*Work required*.
Search the entries for the word "ylabel" and pull out each line that has it.

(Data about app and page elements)
--*--

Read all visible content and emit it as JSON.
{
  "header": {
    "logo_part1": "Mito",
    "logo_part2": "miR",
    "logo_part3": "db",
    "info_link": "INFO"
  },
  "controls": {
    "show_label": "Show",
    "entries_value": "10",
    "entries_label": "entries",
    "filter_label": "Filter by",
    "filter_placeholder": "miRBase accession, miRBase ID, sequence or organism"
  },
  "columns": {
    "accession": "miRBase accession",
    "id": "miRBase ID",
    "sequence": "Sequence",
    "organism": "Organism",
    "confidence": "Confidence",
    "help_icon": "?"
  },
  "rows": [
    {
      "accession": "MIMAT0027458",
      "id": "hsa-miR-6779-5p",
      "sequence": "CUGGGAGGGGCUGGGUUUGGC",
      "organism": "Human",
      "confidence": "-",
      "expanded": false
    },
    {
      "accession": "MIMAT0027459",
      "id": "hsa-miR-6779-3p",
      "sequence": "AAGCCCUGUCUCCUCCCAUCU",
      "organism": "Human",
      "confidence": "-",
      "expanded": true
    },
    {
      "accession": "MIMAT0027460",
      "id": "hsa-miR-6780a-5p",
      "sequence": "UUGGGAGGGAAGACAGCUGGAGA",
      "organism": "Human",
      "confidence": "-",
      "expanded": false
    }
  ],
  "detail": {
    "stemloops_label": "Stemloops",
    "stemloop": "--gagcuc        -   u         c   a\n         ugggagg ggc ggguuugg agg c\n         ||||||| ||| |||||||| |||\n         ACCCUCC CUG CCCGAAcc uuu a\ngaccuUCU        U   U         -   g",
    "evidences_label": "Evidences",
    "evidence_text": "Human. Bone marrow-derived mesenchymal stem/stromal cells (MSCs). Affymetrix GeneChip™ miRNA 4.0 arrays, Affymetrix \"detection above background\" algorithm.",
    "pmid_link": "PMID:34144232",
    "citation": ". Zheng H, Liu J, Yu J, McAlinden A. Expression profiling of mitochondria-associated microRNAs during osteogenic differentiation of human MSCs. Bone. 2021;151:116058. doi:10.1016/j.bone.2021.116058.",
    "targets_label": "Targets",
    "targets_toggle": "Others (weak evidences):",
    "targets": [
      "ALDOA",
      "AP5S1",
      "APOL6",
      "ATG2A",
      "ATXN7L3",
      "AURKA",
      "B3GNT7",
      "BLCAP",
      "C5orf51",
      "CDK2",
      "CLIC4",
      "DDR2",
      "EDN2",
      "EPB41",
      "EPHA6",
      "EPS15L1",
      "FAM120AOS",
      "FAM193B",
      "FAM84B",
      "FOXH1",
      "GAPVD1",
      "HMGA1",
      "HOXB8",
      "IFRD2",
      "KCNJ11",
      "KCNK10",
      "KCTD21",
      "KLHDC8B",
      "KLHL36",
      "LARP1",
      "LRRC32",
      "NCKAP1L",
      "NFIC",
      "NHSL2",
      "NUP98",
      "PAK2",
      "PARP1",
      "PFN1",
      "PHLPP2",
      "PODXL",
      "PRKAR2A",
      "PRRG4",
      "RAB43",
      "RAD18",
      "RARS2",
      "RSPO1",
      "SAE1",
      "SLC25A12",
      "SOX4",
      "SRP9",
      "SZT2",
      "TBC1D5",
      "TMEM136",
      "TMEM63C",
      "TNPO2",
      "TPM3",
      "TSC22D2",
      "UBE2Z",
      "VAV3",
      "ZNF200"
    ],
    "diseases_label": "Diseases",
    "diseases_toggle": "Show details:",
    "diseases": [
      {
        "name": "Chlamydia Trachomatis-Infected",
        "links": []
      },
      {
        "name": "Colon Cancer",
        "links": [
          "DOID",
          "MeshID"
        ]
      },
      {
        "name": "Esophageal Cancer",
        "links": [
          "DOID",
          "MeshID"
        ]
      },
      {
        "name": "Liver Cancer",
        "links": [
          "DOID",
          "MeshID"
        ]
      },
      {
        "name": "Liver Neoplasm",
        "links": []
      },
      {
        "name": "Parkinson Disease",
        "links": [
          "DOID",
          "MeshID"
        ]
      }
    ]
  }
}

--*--

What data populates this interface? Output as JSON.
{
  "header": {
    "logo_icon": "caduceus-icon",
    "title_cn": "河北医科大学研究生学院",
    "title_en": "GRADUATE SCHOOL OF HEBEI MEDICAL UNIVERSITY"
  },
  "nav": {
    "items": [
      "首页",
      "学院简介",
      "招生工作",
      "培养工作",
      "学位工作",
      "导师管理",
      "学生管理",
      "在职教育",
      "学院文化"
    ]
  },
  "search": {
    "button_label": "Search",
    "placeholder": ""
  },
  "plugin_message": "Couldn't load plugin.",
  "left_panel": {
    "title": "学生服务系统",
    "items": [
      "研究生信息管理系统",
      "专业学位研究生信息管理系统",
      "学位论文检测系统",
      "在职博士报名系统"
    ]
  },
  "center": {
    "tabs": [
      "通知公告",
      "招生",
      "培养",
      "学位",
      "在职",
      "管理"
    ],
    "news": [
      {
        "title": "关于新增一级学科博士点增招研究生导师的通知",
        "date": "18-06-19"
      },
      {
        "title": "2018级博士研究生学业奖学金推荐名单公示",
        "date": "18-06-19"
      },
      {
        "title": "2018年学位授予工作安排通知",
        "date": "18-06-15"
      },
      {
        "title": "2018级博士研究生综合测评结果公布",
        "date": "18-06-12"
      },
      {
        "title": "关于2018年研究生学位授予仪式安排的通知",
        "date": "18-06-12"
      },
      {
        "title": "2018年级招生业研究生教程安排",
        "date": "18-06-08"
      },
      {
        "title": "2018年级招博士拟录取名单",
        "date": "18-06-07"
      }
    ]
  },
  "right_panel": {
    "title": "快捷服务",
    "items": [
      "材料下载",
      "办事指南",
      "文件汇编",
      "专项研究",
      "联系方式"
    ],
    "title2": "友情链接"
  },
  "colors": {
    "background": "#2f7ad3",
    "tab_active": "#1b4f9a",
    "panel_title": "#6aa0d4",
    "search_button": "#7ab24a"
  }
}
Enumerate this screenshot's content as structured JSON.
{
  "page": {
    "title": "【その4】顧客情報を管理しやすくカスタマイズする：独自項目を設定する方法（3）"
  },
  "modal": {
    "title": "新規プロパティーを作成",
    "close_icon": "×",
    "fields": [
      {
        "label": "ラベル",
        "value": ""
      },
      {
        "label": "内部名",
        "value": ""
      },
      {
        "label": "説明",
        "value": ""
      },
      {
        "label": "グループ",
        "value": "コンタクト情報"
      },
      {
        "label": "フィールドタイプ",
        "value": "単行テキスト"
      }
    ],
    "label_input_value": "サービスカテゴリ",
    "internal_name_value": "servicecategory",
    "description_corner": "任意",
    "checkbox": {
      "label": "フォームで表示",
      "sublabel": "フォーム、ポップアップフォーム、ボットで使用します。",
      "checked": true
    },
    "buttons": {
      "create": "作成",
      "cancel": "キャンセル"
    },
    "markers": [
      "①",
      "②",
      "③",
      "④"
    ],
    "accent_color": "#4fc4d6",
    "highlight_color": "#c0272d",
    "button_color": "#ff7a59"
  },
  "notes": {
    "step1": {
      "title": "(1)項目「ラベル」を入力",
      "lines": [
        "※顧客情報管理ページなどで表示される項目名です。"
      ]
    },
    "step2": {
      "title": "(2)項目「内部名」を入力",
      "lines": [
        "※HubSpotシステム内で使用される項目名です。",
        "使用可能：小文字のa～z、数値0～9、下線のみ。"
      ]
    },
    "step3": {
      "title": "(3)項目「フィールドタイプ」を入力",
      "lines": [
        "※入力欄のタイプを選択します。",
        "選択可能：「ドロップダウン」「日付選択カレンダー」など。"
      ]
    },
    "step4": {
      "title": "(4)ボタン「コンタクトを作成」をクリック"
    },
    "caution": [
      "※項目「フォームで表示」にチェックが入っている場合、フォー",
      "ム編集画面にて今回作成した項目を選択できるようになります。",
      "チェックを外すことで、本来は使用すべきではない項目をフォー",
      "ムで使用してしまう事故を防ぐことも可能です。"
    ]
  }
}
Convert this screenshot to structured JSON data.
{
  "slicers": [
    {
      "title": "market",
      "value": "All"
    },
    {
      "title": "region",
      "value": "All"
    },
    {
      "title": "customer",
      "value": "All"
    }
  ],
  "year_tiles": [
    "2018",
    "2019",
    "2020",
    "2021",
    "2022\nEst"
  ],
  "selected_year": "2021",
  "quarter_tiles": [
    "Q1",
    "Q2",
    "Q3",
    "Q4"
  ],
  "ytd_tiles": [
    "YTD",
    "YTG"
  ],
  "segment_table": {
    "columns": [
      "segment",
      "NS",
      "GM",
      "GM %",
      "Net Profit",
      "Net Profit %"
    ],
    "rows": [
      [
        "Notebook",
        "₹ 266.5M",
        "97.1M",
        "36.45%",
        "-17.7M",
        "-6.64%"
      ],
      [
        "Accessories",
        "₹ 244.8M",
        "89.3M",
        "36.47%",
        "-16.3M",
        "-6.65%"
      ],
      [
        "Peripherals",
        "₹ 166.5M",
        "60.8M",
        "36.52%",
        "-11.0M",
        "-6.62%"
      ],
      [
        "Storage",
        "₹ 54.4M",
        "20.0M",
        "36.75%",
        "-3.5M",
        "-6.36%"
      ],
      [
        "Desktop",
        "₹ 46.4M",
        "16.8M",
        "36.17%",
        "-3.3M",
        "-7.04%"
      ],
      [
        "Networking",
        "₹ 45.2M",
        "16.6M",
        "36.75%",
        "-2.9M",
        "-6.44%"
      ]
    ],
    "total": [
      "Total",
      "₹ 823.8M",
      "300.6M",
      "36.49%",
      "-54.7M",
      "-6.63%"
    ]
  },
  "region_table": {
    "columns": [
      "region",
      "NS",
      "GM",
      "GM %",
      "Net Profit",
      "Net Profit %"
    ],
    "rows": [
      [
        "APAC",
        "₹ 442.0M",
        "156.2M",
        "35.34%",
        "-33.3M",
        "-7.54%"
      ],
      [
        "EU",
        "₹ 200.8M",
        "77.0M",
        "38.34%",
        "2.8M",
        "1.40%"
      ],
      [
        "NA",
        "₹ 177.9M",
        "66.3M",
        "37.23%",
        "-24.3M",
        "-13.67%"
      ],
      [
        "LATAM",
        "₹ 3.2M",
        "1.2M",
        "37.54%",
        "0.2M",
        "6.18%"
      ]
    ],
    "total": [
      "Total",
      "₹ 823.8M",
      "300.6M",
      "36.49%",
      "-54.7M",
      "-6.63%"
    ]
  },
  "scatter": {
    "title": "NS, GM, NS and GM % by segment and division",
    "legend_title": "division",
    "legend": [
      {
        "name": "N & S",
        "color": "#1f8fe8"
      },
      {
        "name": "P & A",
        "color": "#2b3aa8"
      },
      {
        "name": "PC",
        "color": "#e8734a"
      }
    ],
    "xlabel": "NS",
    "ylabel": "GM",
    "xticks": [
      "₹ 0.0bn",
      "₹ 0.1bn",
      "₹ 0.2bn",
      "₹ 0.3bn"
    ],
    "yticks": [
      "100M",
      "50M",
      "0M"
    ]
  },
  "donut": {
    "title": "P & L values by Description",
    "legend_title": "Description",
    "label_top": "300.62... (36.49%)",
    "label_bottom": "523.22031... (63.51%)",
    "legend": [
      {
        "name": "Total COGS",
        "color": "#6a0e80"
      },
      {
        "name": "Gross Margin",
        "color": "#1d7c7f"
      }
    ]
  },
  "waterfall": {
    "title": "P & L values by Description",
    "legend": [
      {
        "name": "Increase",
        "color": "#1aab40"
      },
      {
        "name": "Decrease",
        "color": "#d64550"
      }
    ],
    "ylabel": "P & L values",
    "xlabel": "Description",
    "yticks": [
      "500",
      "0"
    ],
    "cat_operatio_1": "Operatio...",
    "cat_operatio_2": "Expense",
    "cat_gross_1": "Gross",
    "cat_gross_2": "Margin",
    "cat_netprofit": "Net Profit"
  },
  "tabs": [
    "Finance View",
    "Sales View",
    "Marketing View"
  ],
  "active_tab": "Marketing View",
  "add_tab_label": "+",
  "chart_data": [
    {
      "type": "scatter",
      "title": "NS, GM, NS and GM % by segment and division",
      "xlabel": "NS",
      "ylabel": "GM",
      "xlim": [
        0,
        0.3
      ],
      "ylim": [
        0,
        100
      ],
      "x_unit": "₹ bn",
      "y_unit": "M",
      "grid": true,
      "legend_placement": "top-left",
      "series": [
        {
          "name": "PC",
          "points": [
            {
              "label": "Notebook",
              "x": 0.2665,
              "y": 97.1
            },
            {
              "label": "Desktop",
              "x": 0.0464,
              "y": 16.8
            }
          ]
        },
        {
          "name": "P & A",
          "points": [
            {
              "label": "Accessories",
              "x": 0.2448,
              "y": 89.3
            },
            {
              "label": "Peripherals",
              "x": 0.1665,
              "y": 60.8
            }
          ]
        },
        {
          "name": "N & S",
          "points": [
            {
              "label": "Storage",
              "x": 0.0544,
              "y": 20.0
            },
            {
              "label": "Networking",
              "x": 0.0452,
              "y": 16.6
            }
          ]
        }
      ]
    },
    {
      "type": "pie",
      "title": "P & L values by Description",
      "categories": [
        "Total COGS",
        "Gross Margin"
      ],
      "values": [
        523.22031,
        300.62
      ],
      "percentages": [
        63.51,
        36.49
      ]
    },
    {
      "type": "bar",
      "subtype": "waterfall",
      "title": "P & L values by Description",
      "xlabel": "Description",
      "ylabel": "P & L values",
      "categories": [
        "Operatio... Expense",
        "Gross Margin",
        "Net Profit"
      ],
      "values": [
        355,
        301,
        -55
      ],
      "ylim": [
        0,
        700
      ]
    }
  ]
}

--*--

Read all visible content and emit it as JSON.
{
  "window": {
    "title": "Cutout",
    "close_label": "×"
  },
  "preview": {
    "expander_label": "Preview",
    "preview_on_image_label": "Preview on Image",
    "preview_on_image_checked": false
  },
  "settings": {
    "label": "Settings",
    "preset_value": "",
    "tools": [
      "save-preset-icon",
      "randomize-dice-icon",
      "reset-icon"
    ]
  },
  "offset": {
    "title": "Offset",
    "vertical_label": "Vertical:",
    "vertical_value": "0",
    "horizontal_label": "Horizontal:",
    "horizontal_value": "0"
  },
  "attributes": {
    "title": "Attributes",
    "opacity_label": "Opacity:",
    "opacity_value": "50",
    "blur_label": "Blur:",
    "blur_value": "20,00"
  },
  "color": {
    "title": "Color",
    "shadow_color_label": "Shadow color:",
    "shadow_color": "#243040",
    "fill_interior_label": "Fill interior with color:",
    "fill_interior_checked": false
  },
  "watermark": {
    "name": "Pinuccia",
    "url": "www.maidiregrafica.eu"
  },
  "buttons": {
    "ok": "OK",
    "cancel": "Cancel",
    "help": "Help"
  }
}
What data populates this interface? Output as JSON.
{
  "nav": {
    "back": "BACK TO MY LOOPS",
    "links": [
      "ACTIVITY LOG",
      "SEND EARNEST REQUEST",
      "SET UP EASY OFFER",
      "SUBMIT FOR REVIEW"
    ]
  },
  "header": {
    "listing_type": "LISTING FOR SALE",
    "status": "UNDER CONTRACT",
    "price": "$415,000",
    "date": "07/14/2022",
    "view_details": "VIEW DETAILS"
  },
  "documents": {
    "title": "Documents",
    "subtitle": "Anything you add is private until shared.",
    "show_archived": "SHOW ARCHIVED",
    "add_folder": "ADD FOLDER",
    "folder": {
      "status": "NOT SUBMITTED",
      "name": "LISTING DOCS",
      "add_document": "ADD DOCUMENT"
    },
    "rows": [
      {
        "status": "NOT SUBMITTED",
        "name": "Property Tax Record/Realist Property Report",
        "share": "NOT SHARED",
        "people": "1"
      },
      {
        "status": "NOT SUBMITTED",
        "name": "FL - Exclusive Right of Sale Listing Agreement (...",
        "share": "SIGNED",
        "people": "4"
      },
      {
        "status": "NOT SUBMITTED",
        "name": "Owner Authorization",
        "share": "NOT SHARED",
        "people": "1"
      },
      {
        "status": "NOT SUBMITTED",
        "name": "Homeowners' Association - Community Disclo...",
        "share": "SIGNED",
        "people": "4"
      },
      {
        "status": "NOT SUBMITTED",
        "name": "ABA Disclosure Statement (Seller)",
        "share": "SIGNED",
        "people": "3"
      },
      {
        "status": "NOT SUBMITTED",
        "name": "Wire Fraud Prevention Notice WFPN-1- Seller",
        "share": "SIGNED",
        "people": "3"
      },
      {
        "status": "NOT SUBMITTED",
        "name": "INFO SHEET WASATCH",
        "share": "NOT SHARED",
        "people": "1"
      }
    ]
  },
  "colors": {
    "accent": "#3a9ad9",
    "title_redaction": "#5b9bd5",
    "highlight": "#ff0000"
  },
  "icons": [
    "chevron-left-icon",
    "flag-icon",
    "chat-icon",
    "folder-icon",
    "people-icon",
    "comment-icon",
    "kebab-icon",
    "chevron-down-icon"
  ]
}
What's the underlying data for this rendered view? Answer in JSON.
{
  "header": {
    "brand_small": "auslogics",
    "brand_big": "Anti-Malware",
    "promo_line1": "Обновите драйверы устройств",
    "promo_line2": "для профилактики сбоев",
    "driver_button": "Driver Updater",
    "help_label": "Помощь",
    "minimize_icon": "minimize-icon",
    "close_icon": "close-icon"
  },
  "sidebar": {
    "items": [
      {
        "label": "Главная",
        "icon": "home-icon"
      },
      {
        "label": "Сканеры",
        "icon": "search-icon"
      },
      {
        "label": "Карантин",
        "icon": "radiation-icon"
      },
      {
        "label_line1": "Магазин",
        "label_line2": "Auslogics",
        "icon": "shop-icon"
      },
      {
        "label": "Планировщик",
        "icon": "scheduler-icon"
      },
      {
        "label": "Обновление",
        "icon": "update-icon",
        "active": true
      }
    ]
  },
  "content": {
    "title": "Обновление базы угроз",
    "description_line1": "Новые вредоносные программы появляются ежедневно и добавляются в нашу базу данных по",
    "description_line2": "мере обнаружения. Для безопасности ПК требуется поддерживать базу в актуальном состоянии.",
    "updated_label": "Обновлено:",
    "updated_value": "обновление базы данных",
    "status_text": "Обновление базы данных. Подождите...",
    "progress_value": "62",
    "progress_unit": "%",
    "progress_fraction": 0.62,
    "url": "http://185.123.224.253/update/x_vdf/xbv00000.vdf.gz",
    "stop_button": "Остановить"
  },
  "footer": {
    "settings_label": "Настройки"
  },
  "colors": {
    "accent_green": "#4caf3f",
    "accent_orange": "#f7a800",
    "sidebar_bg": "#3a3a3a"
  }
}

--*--

*Output for this exercise*.
    "ylabel": "GM",
    "ylabel": "P & L values",
      "ylabel": "GM",
      "ylabel": "P & L values",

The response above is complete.